Exercise details: Your task is to copy each line of the material that holds the word "Pencil".

○ ○ ○

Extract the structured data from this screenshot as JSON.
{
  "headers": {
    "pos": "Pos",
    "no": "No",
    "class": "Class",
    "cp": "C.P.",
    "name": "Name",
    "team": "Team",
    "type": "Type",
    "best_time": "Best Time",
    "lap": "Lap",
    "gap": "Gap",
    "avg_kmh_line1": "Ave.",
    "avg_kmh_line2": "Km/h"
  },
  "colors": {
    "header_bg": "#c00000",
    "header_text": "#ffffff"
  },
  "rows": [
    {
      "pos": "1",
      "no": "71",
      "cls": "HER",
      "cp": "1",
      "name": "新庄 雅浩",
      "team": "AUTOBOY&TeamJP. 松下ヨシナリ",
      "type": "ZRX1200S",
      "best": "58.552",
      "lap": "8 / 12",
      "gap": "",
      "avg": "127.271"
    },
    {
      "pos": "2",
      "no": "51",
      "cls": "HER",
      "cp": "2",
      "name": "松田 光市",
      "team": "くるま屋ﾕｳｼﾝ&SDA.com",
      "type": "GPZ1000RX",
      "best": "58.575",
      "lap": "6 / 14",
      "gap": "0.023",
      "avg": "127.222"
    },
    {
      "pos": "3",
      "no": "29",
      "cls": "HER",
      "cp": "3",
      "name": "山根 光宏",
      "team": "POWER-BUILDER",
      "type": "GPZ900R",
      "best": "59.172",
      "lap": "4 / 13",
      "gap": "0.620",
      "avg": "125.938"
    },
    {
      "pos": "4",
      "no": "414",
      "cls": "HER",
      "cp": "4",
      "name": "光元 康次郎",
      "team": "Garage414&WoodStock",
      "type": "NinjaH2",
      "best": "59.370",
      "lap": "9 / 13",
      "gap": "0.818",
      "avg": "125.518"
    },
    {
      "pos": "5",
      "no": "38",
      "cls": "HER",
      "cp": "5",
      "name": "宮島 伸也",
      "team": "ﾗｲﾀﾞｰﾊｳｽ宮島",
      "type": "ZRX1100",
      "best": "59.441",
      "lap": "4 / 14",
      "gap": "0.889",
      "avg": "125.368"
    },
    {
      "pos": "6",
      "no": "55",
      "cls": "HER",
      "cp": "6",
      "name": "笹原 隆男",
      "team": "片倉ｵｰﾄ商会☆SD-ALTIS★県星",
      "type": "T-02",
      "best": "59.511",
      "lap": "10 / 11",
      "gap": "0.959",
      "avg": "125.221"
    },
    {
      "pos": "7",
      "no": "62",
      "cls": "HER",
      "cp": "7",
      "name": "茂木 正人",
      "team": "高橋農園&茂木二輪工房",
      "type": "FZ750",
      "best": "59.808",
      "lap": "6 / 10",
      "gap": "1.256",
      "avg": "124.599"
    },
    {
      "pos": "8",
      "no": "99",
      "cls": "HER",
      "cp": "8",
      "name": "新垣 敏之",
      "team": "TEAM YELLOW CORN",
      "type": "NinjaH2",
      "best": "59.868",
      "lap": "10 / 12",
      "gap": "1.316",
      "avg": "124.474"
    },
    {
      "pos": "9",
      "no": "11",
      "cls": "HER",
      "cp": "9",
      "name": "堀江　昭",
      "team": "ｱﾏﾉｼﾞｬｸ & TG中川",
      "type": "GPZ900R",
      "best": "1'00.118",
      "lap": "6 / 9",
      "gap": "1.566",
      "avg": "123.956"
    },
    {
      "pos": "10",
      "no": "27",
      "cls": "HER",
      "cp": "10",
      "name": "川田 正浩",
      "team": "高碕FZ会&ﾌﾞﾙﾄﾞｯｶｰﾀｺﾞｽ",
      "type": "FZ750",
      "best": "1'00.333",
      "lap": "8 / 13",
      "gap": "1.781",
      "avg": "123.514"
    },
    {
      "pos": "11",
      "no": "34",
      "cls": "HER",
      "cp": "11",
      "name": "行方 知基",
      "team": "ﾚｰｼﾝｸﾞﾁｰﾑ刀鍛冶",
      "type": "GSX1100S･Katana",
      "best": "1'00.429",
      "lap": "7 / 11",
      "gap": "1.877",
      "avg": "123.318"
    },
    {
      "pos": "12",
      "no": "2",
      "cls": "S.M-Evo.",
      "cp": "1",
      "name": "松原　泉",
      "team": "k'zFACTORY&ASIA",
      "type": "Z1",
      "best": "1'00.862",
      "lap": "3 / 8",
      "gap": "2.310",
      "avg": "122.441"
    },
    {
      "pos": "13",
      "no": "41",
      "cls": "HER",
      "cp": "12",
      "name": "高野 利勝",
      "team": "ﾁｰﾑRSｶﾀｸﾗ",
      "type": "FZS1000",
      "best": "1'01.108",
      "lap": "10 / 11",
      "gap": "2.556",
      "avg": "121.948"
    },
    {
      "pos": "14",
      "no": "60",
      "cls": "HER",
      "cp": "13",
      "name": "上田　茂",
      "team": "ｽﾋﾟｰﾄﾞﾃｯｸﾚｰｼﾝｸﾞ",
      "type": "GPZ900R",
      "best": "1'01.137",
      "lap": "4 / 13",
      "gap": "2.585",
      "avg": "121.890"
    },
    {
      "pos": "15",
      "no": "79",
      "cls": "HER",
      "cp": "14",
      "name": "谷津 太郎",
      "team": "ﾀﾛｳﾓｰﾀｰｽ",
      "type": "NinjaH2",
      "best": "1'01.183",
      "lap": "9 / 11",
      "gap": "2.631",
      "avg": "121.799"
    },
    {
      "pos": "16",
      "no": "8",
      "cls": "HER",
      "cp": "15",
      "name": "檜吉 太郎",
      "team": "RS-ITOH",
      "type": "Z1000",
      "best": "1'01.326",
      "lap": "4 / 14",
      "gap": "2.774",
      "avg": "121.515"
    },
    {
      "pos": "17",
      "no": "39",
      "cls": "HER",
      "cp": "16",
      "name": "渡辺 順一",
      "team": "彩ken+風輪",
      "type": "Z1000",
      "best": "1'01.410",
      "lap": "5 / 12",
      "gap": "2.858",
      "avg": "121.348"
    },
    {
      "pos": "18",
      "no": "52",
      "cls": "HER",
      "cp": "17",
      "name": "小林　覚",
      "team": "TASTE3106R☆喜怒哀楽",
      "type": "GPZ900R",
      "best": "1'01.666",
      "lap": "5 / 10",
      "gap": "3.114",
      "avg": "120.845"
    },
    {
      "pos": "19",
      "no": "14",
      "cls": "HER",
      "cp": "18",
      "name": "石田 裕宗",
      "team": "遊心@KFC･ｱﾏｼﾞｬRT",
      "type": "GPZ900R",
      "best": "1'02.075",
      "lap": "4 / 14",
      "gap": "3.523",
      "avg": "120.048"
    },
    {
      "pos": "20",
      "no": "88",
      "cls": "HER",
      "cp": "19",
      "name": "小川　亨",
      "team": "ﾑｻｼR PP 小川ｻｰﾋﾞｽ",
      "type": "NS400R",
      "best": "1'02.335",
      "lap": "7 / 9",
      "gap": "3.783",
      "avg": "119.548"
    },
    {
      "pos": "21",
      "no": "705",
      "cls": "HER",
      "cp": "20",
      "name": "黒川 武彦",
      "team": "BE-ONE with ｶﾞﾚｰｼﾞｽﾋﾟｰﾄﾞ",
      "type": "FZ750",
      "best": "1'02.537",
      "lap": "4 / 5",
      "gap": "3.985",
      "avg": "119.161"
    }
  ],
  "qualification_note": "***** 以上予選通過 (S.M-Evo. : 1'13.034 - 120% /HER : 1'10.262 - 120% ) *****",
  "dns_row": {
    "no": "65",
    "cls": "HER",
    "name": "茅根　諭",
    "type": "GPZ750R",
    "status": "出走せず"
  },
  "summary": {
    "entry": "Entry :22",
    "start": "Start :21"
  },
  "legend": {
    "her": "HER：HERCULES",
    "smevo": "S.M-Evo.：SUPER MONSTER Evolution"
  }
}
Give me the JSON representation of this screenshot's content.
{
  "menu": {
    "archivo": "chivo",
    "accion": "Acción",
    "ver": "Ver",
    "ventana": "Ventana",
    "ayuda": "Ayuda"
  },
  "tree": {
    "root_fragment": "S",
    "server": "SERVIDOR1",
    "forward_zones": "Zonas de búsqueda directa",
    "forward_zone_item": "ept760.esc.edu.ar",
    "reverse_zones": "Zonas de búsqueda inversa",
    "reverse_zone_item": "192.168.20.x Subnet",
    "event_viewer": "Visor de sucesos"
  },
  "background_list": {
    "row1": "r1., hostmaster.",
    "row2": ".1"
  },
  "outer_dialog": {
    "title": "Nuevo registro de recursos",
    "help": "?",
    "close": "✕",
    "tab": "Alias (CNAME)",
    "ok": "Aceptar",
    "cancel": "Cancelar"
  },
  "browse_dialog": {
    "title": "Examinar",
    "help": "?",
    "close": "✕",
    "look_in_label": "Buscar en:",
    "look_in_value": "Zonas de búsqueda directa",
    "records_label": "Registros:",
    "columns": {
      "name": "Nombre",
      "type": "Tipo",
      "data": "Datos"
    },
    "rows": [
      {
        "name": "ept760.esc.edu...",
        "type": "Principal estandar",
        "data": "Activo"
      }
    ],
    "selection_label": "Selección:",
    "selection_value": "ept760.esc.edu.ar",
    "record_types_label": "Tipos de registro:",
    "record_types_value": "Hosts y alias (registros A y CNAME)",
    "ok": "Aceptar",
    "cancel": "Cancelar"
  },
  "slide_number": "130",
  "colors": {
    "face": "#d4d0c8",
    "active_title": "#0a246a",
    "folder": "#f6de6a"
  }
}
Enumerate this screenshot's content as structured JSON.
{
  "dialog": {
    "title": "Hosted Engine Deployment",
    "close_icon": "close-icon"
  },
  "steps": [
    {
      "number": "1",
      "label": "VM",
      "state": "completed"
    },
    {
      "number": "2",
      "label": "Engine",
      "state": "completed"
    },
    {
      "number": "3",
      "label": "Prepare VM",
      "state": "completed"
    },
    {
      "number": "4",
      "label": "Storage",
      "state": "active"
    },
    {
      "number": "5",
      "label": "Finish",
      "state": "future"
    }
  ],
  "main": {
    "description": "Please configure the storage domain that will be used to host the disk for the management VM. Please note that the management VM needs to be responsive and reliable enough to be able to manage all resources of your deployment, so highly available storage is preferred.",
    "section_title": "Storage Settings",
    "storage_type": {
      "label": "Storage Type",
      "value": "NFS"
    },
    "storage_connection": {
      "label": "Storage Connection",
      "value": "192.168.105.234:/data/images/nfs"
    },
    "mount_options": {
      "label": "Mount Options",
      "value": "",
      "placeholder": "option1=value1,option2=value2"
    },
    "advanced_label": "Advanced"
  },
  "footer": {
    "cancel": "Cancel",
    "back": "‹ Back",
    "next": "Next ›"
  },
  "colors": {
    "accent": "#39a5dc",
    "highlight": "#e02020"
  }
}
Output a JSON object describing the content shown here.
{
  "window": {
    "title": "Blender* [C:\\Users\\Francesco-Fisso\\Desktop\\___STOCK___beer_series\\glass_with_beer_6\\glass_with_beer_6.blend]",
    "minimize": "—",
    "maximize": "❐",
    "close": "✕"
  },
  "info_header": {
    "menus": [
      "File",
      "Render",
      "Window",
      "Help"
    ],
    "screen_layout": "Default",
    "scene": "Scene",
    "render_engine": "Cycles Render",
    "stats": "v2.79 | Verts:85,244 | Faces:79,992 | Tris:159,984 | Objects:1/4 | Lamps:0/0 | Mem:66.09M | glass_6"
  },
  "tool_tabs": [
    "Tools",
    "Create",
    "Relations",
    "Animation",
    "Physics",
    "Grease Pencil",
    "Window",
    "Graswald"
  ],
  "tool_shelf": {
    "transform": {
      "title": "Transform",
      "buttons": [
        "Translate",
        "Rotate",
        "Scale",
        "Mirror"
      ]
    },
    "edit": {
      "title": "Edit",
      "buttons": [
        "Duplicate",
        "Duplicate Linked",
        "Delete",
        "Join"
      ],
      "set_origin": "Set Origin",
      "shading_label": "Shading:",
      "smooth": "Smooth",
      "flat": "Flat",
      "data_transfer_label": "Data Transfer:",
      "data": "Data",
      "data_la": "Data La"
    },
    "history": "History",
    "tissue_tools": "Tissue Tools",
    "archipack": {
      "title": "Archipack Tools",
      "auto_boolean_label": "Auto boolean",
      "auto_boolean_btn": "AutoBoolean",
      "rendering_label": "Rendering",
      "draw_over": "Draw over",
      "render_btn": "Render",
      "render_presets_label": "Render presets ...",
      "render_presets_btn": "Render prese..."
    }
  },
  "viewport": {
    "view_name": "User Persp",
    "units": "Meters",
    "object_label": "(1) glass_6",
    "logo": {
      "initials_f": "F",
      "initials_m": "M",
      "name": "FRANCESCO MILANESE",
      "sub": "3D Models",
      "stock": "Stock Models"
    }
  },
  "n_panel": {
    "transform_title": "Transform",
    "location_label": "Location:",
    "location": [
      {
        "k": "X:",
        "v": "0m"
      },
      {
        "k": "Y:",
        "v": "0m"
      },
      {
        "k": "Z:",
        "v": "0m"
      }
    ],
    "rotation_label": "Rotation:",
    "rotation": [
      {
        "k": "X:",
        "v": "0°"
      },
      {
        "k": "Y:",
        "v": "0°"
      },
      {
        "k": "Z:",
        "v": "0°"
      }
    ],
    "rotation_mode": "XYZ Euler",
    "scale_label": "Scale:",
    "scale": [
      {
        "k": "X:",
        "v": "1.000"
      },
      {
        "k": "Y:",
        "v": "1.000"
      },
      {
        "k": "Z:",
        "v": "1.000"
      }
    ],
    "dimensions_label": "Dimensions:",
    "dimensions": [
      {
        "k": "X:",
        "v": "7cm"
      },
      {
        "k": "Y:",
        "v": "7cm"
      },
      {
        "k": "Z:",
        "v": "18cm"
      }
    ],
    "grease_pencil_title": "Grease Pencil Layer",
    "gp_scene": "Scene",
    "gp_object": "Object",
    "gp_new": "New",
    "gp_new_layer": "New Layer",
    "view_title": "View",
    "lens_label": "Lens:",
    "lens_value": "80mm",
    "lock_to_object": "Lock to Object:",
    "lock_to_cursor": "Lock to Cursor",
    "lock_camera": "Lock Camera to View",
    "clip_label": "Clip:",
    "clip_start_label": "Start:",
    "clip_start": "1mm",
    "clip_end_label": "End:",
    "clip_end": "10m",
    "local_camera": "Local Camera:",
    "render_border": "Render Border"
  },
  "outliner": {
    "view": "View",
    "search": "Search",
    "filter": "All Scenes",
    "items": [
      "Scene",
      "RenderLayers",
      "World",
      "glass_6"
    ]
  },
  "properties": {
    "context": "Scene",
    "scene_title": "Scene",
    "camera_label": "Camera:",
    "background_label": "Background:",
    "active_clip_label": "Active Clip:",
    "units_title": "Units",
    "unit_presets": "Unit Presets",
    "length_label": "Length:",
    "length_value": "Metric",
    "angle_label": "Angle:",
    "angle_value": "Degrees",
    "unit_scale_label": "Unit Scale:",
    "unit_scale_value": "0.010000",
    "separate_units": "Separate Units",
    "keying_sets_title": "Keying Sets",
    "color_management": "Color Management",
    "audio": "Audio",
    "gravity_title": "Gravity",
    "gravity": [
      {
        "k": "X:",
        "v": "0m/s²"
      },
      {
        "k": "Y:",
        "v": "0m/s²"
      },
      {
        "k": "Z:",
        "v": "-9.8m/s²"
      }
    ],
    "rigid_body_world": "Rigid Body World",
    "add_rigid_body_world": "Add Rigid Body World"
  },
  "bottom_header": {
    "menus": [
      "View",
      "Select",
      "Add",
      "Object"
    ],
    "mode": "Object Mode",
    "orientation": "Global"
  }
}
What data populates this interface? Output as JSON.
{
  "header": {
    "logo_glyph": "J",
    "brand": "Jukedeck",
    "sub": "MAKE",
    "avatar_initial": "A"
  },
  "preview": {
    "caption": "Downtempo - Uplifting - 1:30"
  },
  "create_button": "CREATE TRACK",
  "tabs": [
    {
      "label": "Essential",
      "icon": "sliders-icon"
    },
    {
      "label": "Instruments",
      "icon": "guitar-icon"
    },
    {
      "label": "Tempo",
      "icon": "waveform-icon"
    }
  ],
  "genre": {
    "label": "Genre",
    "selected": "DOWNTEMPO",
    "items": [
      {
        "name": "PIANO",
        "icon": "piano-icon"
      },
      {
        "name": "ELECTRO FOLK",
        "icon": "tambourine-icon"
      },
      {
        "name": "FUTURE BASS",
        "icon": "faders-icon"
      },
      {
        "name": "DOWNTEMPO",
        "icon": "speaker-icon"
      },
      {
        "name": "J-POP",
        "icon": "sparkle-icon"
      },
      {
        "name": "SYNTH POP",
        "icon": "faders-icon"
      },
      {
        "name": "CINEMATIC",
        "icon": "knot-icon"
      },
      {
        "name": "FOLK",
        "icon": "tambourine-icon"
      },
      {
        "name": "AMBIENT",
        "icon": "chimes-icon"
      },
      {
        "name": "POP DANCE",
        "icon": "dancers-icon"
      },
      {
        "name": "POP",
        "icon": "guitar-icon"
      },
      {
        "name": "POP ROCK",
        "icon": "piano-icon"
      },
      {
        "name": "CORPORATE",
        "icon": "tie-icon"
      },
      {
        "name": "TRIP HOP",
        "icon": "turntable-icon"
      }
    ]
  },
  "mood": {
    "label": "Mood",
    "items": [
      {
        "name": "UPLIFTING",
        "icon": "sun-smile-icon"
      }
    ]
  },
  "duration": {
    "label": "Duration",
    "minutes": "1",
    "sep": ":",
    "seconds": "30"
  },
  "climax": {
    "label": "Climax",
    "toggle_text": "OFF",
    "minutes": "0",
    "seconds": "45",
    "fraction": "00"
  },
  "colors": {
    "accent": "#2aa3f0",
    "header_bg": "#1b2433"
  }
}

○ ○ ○

Written solution:
    "Grease Pencil",
    "grease_pencil_title": "Grease Pencil Layer",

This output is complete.